1 / 27

Shear Lines, Fronts and Areas of Confluence/Diffluence

Shear Lines, Fronts and Areas of Confluence/Diffluence. Mike Davison HPC International Desks. Shearlines vs. Fronts. Shear Lines: are associated with wind shifts (direction and speed).

Download Presentation

Shear Lines, Fronts and Areas of Confluence/Diffluence

An Image/Link below is provided (as is) to download presentation Download Policy: Content on the Website is provided to you AS IS for your information and personal use and may not be sold / licensed / shared on other websites without getting consent from its author. Content is provided to you AS IS for your information and personal use only. Download presentation by click this link. While downloading, if for some reason you are not able to download a presentation, the publisher may have deleted the file from their server. During download, if you can't get a presentation, the file might be deleted by the publisher.


Presentation Transcript

  1. Shear Lines, FrontsandAreas of Confluence/Diffluence Mike Davison HPC International Desks

  2. Shearlines vs. Fronts • Shear Lines: are associated with wind shifts (direction and speed). • A line or narrow zone across which there is an abrupt change in the horizontal wind component parallel to this line • A line of maximum horizontal wind shear. • An area of directional wind confluence along the tail end of a surface front. • Lacks the baroclinicity/density discontinuity of surface fronts • Fronts: The interface or transition zone between two air masses of different density. • Density depends on temperature and moisture content • Fronts either lie along shear lines or can lag behind them.

  3. Wind Confluence and Diffluence in the Caribbean

  4. Wind Confluence and Diffluence in South America

  5. Wind Divergence

  6. Divergence of the Wind • We can express the divergence equation in a simplified form, with two terms: • Direction • Speed • The direction and speed terms, in-turn, can be expressed as directional/speed diffluence and confluence • Confluenceis not equal toConvergence • Diffluenceis not equal toDivergence

  7. Divergence (Cont) • Divergence/convergence calculations need to take into account the direction and speed terms. • This is done through objective analysis • Streamline analysis is a subjective technique, and it only shows directional diffluence and confluence. • It does not show convergence/divergence

  8. Example Directional Diffluence/Confluence Directional Confluence Directional Diffluence

  9. Speed Diffluence/Confluence Speed Confluence B A Speed Diffluence

  10. Convergent or Divergent? Directional Confluence A Speed Diffluence

  11. Convergent or Divergent?

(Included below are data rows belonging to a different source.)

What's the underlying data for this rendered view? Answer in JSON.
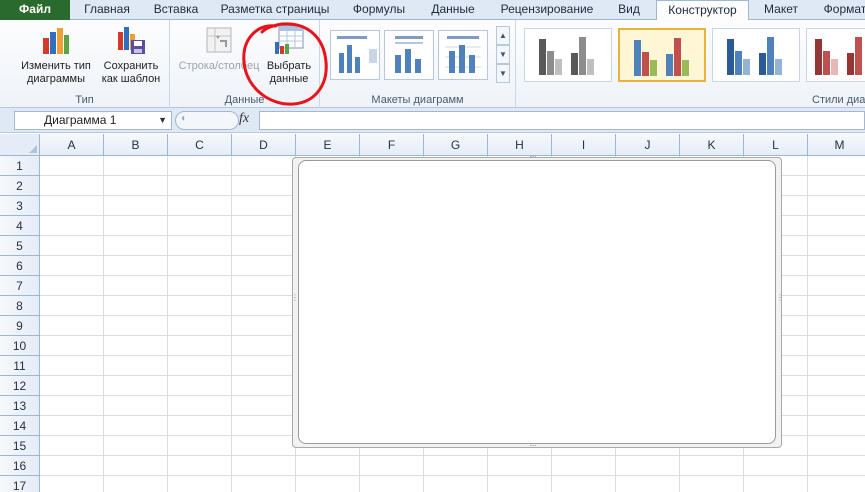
{
  "tabs": [
    {
      "label": "Файл",
      "kind": "file"
    },
    {
      "label": "Главная"
    },
    {
      "label": "Вставка"
    },
    {
      "label": "Разметка страницы"
    },
    {
      "label": "Формулы"
    },
    {
      "label": "Данные"
    },
    {
      "label": "Рецензирование"
    },
    {
      "label": "Вид"
    },
    {
      "label": "Конструктор",
      "active": true
    },
    {
      "label": "Макет"
    },
    {
      "label": "Формат"
    }
  ],
  "ribbon": {
    "groups": {
      "type": "Тип",
      "data": "Данные",
      "layouts": "Макеты диаграмм",
      "styles": "Стили диаграмм"
    },
    "buttons": {
      "change_type": "Изменить тип диаграммы",
      "save_template": "Сохранить как шаблон",
      "row_column": "Строка/столбец",
      "select_data": "Выбрать данные"
    },
    "annotation_color": "#e8141b"
  },
  "formula_bar": {
    "name_box": "Диаграмма 1",
    "fx": "fx",
    "value": ""
  },
  "sheet": {
    "columns": [
      "A",
      "B",
      "C",
      "D",
      "E",
      "F",
      "G",
      "H",
      "I",
      "J",
      "K",
      "L",
      "M"
    ],
    "rows": [
      "1",
      "2",
      "3",
      "4",
      "5",
      "6",
      "7",
      "8",
      "9",
      "10",
      "11",
      "12",
      "13",
      "14",
      "15",
      "16",
      "17"
    ]
  },
  "chart": {
    "name": "Диаграмма 1",
    "empty": true
  }
}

  12. Convergent or Divergent? Speed Confluence A Directional Diffluence

  13. Convergent or Divergent?

  14. Evaluation of Shear Lines

  15. Front/Shear Line Evaluation

  16. Front and Shear Line

  17. Front and Shear Line

  18. Front and Shear Line

  19. Front and Shear Line

  20. Forecast Hints • During the Winter Months • Convective activity over the Gulf of Mexico and gulf coast of Mexico tends to be capped below 500 hPa (20,000 ft) • Evaluate upper dynamics for CONVERGENCE or DIVERGENCE before forecasting thunderstorms. • If models forecast post frontal northerlies of 25Kt or greater, and dew point temperature of 20C (68F) or greater over southern Mexico. • Forecast 12 hrs rainfall accumulation of at least 2-4 inches.

  21. Example of “Ideal” Conditions for Heavy Rainfall

  22. Example Front/Shear Line Caribbean

  23. Example Front/Shear Line South America

  24. Identify Features

  25. Satellite Interpretation

  26. Analysis

  27. Analysis

More Related